And then there was the time when Cr Ibrahim was asked in the chamber why he called a potential tender specialising in building rock walls on the Gold Coast. He replied that he didn’t know and was after technical advice. Regardless, normal procedure is to ask staff to deal with such matters.
So, The Echo asked Cr Woods to confirm that – at all times when she meets developers – that a staff member is always present.
She replied, ‘I have done this for 12 years and I have never been a party to deals behind closed doors.’
However Cr Dey (Greens) pointed out that Cr Woods pushed a successful motion for a specific consultant to look over the recently tabled koala plan of management (KPoM). It was a move that appeared highly politicised.
She told The Echo that she was concerned about the KPoM’s legal implications.
‘…the proposed KPoM may have led us into years of lengthy and expensive court battles,’ she said. Yet this remark comes without public information being available that supports the lack of legal clarity surrounding the KPoM.
Additionally, Cr Woods appeared happy to support staff advice for a specific contractor to build her Belongil rock wall.
‘OEH also say that planned retreat, not rock structures, would be the best outcome given a revised cost benefit analysis’
Coastal high jinks
And that leads now to perhaps the most significant issue that has faced this current council: its approach to coastal planning.
The Belongil rock wall is close to completion; it’s a new stretch of 100-odd metres of rock to complement other structures that are of inferior engineering standards along a world-renowned beach.
This new wall has cost ratepayers nearly $1 million, and aims to protect one piece of Council-owned land.
Beside that land, it directly benefits neighbouring properties. Anyway the project has been long, expensive, painful and arduous, with coastal experts unhappy about potential public amenity loss.
Placing rocks there will mean the beach will eventually erode, we are told.
There are many legal uncertainties, but what we do know is that this is setting a precedent.
This project was pushed through in a hurry by the Belongil Five before any overarching strategic planning document was formulated.
Enter the Coastal Hazard Management Study Byron Bay Embayment. If your eyes haven’t glazed over, well done. Because here, dear reader, we have entered a new stage.
This Coastal Hazard Study thingy is needed to guide future planning of beaches around Byron Bay.
What was tabled Thursday was a report on this by consultants Water Research Laboratory (WRL) that included NSW government department letters to staff which point to a number of ‘issues and errors’ within that report.
That inlcudes WRL’s cost benefit analysis (CBA) and a lack of plans to replenish the expected loss of sand.
The Office of Environment and Heritage (OEH) also says that planned retreat, not rock structures, would be the best outcome given a revised cost benefit analysis.

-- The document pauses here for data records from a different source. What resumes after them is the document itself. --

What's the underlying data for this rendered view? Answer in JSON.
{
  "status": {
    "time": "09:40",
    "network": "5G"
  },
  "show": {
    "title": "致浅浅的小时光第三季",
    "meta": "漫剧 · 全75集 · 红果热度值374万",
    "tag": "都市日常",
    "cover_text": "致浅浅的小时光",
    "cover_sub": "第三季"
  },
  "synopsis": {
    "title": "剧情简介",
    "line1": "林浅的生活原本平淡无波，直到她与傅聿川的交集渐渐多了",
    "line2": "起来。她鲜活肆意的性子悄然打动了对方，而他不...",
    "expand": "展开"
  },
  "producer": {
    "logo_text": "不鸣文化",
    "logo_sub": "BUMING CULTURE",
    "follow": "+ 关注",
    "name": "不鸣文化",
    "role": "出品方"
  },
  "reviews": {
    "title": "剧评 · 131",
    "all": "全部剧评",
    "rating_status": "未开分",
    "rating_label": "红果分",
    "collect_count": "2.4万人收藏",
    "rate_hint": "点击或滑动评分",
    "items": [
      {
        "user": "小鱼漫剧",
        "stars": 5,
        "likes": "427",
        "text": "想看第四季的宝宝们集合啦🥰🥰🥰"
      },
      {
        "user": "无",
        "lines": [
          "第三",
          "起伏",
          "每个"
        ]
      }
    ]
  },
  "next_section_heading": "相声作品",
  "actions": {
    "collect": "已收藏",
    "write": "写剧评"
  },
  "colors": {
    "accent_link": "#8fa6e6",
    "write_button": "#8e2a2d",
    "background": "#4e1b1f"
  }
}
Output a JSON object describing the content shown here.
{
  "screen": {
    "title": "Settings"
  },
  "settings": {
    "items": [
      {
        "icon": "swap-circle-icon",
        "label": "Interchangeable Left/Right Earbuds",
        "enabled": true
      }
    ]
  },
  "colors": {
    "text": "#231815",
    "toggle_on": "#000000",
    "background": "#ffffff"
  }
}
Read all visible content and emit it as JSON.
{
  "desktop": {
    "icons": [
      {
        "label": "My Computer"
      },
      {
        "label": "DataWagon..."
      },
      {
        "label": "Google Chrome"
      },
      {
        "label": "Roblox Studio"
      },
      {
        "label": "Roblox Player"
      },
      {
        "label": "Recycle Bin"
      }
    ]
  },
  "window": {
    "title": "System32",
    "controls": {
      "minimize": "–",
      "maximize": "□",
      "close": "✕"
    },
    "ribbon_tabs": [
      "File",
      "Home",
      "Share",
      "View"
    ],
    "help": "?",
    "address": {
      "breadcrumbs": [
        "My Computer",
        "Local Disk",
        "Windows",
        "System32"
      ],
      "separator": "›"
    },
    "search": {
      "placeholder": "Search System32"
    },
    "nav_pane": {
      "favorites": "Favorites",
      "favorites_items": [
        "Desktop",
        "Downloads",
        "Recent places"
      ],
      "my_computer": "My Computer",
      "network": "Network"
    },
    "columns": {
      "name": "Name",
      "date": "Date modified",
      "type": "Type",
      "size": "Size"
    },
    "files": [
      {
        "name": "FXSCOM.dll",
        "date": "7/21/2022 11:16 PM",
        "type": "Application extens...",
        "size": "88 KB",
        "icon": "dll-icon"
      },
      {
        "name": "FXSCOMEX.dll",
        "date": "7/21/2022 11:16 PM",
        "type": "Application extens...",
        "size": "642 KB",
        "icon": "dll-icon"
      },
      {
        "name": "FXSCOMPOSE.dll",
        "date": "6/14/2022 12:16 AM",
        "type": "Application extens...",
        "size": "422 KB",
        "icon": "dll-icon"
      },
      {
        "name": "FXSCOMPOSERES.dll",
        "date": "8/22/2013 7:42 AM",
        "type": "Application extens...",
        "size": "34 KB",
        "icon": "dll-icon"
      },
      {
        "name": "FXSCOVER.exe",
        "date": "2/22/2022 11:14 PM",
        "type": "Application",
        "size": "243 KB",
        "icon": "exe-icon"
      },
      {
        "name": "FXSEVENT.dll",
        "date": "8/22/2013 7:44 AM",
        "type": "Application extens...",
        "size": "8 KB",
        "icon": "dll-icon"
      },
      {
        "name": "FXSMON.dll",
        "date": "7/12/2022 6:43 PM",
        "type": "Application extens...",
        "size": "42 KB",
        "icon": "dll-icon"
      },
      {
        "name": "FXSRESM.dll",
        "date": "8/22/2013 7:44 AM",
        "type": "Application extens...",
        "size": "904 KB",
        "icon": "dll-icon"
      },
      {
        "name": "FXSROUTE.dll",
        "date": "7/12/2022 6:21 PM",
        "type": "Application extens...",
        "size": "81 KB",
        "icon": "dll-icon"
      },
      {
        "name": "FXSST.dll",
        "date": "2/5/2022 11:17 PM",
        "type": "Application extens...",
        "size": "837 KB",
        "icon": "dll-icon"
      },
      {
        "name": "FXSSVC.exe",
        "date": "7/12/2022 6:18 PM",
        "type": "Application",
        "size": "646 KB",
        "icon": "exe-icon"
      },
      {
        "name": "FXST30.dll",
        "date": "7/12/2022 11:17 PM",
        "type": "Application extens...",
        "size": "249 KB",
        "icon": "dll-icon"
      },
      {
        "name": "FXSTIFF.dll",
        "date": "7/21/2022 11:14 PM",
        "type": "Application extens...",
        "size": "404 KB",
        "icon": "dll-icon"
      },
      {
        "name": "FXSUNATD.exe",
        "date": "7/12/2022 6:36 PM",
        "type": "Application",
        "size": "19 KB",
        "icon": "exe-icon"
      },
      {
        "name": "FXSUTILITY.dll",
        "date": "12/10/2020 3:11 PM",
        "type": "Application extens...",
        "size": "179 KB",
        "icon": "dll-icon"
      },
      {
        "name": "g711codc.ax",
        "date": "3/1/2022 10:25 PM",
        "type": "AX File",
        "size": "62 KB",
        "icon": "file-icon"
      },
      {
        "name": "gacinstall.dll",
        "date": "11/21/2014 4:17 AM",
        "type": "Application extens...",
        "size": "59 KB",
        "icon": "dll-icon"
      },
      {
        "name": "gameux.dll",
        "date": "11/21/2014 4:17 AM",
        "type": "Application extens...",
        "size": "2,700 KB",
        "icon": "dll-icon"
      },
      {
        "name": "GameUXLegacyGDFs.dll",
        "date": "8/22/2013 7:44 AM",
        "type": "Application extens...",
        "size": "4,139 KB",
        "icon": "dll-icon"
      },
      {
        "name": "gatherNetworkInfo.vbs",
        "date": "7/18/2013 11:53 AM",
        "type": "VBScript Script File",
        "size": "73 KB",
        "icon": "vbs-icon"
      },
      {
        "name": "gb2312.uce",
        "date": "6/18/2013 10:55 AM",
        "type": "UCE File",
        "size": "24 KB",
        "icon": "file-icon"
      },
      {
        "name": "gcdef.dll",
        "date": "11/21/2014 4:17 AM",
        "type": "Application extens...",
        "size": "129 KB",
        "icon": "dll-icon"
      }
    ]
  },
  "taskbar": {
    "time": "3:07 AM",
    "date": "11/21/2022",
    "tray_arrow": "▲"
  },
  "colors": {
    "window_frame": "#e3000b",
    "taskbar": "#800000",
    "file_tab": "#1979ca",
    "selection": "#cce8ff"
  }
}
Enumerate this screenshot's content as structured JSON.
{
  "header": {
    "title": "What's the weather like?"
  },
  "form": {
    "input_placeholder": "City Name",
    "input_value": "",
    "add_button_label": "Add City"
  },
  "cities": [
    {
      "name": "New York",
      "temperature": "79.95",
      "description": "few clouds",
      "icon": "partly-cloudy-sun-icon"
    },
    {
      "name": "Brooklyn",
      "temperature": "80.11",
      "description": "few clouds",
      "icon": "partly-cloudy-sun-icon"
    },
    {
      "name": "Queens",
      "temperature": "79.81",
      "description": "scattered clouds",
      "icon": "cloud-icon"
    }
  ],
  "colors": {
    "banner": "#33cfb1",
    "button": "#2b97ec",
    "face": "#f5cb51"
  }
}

Council passed a motion – which will be likley rescinded later – to seek an ‘independent report from a qualified practitioner with experience in coastal morphology.’
It would explore sand transfer/nourishment methodology and planned retreat options, as per government advice.
Given what’s at stake, that would seem reasonable.
The Echo asked Cr Woods why she continues to vote against clear advice from the state government, specifically the sand nourishment request and cost benefit analysis (CBA) aspects.
The Echo understands that the OEH have offered to do the CBA free of charge, yet the Belongil Five insist on using ratepayer money to fund it.
Cr Woods said, ‘I am very much in favour of protecting the Belongil Spit simply because of the massive costs that Council would incur if we didn’t. I am against any further development on the immediate coastline, but am very happy to support protecting what we currently have.’
She said, ‘OEH have been obstructionist in their handling of the whole process and every time we are close to a decision, they come up at the 11th hour with another excuse why we cannot move forward.’
‘At the end of the day, it will be the minister who will decide.’